* [EXERCISE OBJECTIVE]
Copy out each line of the data that holds the string "icon".

* [TASK INPUTS]
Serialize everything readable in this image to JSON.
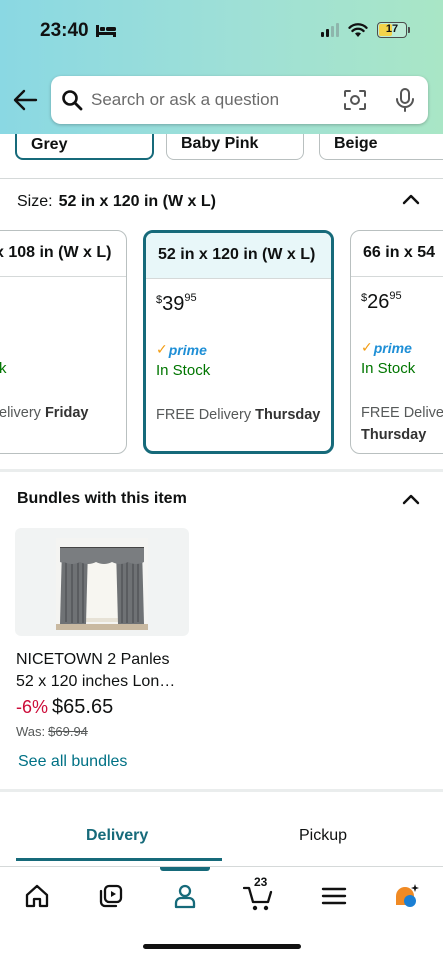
{
  "status_bar": {
    "time": "23:40",
    "battery": "17"
  },
  "search": {
    "placeholder": "Search or ask a question"
  },
  "colors": {
    "options": [
      "Grey",
      "Baby Pink",
      "Beige"
    ],
    "selected": "Grey"
  },
  "size": {
    "label": "Size:",
    "selected": "52 in x 120 in (W x L)",
    "cards": [
      {
        "title": "x 108 in (W x L)",
        "stock": "k",
        "delivery_prefix": "elivery",
        "delivery_day": "Friday"
      },
      {
        "title": "52 in x 120 in (W x L)",
        "price_currency": "$",
        "price_whole": "39",
        "price_fraction": "95",
        "prime_label": "prime",
        "stock": "In Stock",
        "delivery_prefix": "FREE Delivery",
        "delivery_day": "Thursday"
      },
      {
        "title": "66 in x 54",
        "price_currency": "$",
        "price_whole": "26",
        "price_fraction": "95",
        "prime_label": "prime",
        "stock": "In Stock",
        "delivery_prefix": "FREE Deliver",
        "delivery_day": "Thursday"
      }
    ]
  },
  "bundles": {
    "title": "Bundles with this item",
    "item": {
      "name_line1": "NICETOWN 2 Panles",
      "name_line2": "52 x 120 inches Lon…",
      "discount": "-6%",
      "price": "$65.65",
      "was_label": "Was:",
      "was_price": "$69.94"
    },
    "see_all": "See all bundles"
  },
  "tabs": {
    "delivery": "Delivery",
    "pickup": "Pickup",
    "active": "Delivery"
  },
  "bottom_nav": {
    "items": [
      "home",
      "inspire",
      "account",
      "cart",
      "menu",
      "rufus"
    ],
    "active": "account",
    "cart_count": "23"
  },
  "colors_theme": {
    "accent": "#166a7a",
    "link": "#007185",
    "in_stock": "#007600",
    "discount": "#cc0c39",
    "prime_blue": "#1f8fd6"
  }
}
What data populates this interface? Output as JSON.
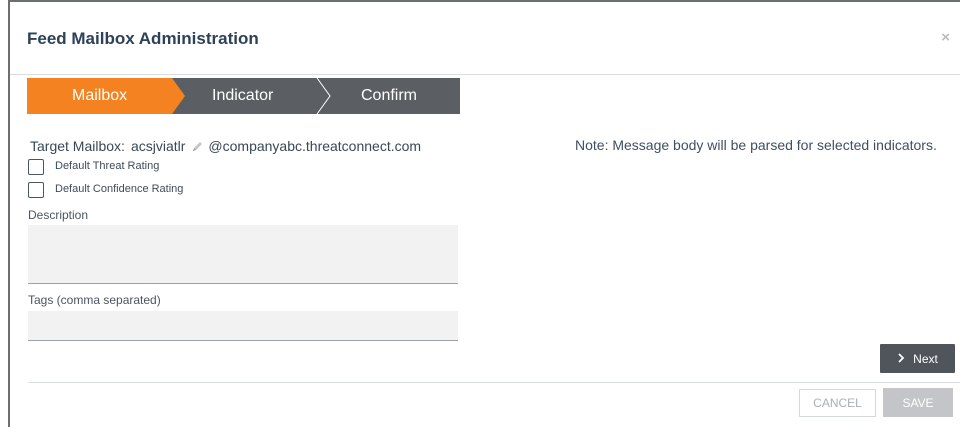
{
  "dialog": {
    "title": "Feed Mailbox Administration",
    "close_icon": "close-icon",
    "close_symbol": "×"
  },
  "wizard": {
    "steps": [
      {
        "label": "Mailbox",
        "active": true
      },
      {
        "label": "Indicator",
        "active": false
      },
      {
        "label": "Confirm",
        "active": false
      }
    ],
    "colors": {
      "active": "#f58220",
      "inactive": "#5b5f64",
      "separator": "#ffffff"
    }
  },
  "form": {
    "target_label": "Target Mailbox:",
    "target_value": "acsjviatlr",
    "edit_icon": "pencil-icon",
    "target_domain": "@companyabc.threatconnect.com",
    "checkboxes": [
      {
        "label": "Default Threat Rating",
        "checked": false
      },
      {
        "label": "Default Confidence Rating",
        "checked": false
      }
    ],
    "description_label": "Description",
    "description_value": "",
    "tags_label": "Tags (comma separated)",
    "tags_value": ""
  },
  "note": "Note: Message body will be parsed for selected indicators.",
  "buttons": {
    "next_label": "Next",
    "next_icon": "chevron-right-icon",
    "cancel_label": "CANCEL",
    "save_label": "SAVE"
  }
}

* [RESPONSE FOR THIS EXERCISE]
    "close_icon": "close-icon",
    "edit_icon": "pencil-icon",
    "next_icon": "chevron-right-icon",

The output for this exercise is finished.